- **WHAT THIS TASK INVOLVES**: The word "clock" may appear in lines of the data below. Say how many lines hold it, giving only the number.

Stored items:
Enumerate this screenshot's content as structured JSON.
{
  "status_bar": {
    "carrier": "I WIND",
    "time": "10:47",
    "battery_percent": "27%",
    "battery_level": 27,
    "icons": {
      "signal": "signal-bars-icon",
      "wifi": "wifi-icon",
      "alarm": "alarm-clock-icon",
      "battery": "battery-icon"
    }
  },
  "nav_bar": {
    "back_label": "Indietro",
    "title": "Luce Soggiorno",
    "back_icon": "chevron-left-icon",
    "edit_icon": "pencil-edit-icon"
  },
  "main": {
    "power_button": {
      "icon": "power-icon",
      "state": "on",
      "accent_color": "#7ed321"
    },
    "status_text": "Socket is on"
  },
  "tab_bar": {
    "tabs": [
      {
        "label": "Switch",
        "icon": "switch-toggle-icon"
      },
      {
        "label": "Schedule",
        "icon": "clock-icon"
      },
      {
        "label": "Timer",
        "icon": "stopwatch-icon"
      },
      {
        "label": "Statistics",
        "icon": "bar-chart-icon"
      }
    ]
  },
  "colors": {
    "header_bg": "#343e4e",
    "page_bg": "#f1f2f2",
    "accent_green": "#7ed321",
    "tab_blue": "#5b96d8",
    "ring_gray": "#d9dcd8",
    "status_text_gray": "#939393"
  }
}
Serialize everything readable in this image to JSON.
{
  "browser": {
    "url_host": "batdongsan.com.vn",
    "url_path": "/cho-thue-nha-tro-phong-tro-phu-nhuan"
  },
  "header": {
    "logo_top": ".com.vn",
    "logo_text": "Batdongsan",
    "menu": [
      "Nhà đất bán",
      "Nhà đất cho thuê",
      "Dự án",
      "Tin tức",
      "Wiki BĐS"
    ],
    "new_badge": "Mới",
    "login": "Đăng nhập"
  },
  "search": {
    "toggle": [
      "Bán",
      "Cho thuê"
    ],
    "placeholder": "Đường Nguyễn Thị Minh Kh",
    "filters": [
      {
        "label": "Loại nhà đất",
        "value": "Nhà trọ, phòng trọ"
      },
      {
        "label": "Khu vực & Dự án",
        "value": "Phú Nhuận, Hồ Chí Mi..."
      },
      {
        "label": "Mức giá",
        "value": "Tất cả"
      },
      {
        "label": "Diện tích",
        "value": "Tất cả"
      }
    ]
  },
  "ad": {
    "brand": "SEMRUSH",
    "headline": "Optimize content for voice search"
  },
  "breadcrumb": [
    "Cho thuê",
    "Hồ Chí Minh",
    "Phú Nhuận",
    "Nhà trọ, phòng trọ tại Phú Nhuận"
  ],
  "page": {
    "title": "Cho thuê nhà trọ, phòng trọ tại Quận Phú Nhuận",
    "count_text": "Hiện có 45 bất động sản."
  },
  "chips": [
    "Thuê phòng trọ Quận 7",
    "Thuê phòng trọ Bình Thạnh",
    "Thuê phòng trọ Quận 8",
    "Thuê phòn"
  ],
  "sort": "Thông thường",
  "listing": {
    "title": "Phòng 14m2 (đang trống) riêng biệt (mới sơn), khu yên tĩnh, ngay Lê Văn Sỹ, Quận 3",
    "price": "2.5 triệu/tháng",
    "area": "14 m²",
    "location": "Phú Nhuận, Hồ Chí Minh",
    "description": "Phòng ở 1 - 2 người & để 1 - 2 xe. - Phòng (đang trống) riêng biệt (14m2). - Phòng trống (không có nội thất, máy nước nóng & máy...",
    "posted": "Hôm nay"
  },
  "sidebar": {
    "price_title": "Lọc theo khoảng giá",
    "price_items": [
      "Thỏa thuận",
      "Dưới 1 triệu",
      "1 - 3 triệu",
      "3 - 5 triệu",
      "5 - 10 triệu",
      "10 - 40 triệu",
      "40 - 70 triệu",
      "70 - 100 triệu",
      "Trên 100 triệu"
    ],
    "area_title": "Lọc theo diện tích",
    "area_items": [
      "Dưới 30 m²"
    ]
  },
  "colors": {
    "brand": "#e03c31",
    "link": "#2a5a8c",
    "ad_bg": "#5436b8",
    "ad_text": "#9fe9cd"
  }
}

- **RESULT OF THE TASK**: 2